So what is the problem?

There are a number! The UK legal system is one conceived a long time ago, well before the development of the internet and smart phones. Trial by jury relies upon the jury being influenced only by the evidence they hear at trial – this is very important because there will be some evidence they are not meant to hear that has been specifically excluded from the trial. The development of smart phones and the internet has come to undermine this somewhat, allowing jurors to ‘google’ or search social media sites for the defendant. This could pull up a huge amount of information about a defendant that could subjectively prejudice the juror against the defendant, or alternatively, paint the defendant in a favourable light. Either way, this is not the way the system is supposed to work and the jurors should base their verdict on an objective assessment of the evidence presented to them at trial, not on what they can find via google! The problem is that the trial process is not equipped to deal with what information people can receive from the internet, particularly when most jurors will be equipped with a smartphone capable of searching for information whilst they are on the bus on the way to court!

This is a real problem and the availability of prejudicial material available to jurors during a trial is a real concern.

What is the solution?
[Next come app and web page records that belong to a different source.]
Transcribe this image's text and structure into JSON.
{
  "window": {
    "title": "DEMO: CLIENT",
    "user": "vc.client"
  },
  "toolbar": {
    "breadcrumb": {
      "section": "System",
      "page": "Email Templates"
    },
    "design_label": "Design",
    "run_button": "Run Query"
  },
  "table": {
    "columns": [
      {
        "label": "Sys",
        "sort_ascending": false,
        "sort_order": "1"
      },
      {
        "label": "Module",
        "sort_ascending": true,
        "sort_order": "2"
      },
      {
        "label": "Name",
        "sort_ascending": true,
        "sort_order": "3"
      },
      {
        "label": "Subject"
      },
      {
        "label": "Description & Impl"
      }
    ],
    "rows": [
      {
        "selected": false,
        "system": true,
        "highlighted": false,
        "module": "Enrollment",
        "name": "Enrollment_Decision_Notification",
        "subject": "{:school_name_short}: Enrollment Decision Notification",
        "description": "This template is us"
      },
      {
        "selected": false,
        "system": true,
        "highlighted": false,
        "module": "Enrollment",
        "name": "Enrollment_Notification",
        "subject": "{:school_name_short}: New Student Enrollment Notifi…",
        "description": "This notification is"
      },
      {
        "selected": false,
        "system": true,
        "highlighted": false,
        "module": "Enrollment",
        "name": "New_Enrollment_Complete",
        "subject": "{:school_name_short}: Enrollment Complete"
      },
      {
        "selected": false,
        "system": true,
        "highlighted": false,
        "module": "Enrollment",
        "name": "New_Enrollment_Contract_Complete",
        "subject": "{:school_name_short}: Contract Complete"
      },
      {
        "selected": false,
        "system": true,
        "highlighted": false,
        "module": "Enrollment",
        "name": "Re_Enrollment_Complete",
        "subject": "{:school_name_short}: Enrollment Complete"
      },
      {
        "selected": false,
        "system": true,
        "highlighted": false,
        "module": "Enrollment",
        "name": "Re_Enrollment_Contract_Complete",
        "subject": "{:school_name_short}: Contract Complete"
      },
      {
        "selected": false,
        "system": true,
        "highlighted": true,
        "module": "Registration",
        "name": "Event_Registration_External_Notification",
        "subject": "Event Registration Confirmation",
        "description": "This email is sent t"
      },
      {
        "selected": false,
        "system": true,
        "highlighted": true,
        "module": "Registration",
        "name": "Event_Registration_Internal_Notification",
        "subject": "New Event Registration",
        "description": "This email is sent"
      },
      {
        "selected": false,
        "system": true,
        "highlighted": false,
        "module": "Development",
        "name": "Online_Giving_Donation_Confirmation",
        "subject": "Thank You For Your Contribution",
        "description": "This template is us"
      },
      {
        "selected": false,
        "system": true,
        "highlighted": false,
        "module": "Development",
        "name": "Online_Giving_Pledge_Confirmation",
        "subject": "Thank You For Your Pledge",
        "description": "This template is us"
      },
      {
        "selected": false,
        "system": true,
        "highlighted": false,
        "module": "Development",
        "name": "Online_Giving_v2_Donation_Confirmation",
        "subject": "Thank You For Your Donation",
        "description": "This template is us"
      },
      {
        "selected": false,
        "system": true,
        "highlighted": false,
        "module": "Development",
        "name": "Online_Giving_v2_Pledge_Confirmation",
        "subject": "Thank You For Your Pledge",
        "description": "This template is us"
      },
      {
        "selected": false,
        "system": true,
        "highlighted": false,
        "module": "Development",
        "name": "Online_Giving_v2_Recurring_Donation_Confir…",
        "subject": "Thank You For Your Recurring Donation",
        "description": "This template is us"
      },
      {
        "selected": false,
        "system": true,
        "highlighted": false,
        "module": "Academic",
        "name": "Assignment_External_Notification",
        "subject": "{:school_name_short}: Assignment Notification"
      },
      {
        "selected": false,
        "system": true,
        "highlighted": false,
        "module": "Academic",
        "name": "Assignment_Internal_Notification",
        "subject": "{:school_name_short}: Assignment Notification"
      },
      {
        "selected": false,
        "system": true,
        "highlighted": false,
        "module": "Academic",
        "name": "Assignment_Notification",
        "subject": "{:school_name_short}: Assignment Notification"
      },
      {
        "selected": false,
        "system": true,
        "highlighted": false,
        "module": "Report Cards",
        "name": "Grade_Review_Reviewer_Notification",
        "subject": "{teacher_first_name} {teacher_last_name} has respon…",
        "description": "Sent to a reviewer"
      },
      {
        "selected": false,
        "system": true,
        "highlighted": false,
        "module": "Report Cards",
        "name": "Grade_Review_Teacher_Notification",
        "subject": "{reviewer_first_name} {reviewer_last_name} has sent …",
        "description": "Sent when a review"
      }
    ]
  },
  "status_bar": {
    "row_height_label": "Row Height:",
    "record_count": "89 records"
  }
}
Well, the ideal solution is for jurors to show restraint and refrain from searching details of the defendant during the trial and basing their decision solely on the information before them in court. However, this is not that straight forward as it relies heavily on every juror taking their duty seriously and not all jurors do; some have received prison sentences for conducting online searches during a trial. Another possible solution is to reduce the use of trial by jury but this could pose further problems and would undermine the application of justice in many cases. Short of locking the jurors in a room with no television, phone or internet access for the duration of the trial there is no clear answer! What is clear is the problem needs addressing because the right to a fair trial has the potential to be seriously prejudiced if “trial by google” continues ! The internet has come under attack a lot recently, particularly the social media aspect of the internet. If you’re interested in the relationship between the internet and the law have a look at our other blogs!

All information is correct on the date of posting.